I’m doing more or less the same thing you are. I have my basic curricula outlined and the class will include an mBot in its basic form. I’d love to collaborate on observations from actual class activities since there will be a bit of trial and error.


Happy to do so. My grandfather (who was a devastatingly well-educated and generally smart guy) told me that no one individual has all of the good ideas. :slight_smile:


More on consistent turning. Well, after running a further series of tests tethered via wifi, I’ve come to the unfortunate conclusion that the time lag over the air just does not allow the kind of accuracy that is needed to solve a maze (or maybe I’m just tired of looking at the problem in Scratch right now). I may come back to this in the future if there is a version of mBlock that supports full code generation, but it’s time to move on and get things done before the holiday.


how would you make a 90 degree left turn?


I am programming my mBot to do a route. and I am in a programmers block. hehe, I don’t know how to make my robot to make a 90 degree left turn.
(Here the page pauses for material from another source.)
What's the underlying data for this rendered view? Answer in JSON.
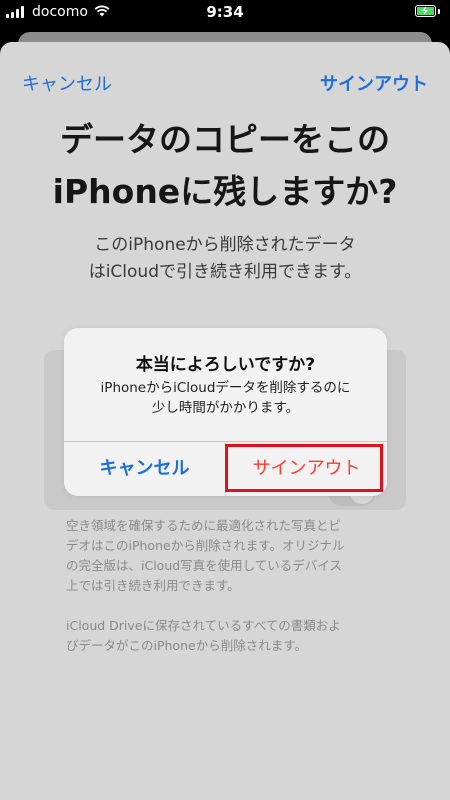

I also don’t really know where to start.


Hi bloopy,

Here is a mBlock program material for mBot to you for reference.
You may refer to the Move in a Square material part to write your program.


One of the issues with time-based turning (a kind of dead reckoning) is that as the batteries run down the turns become less accurate. This compounds the issue associated with non-encoded motors (i.e., the ones that come with the mBot). What I ended up doing with the maze was using the line following sensor to detect a line when the mBot turned. Short of using some sort of motor encoders, the turns will always have a small “slop” factor that will need to be compensated for.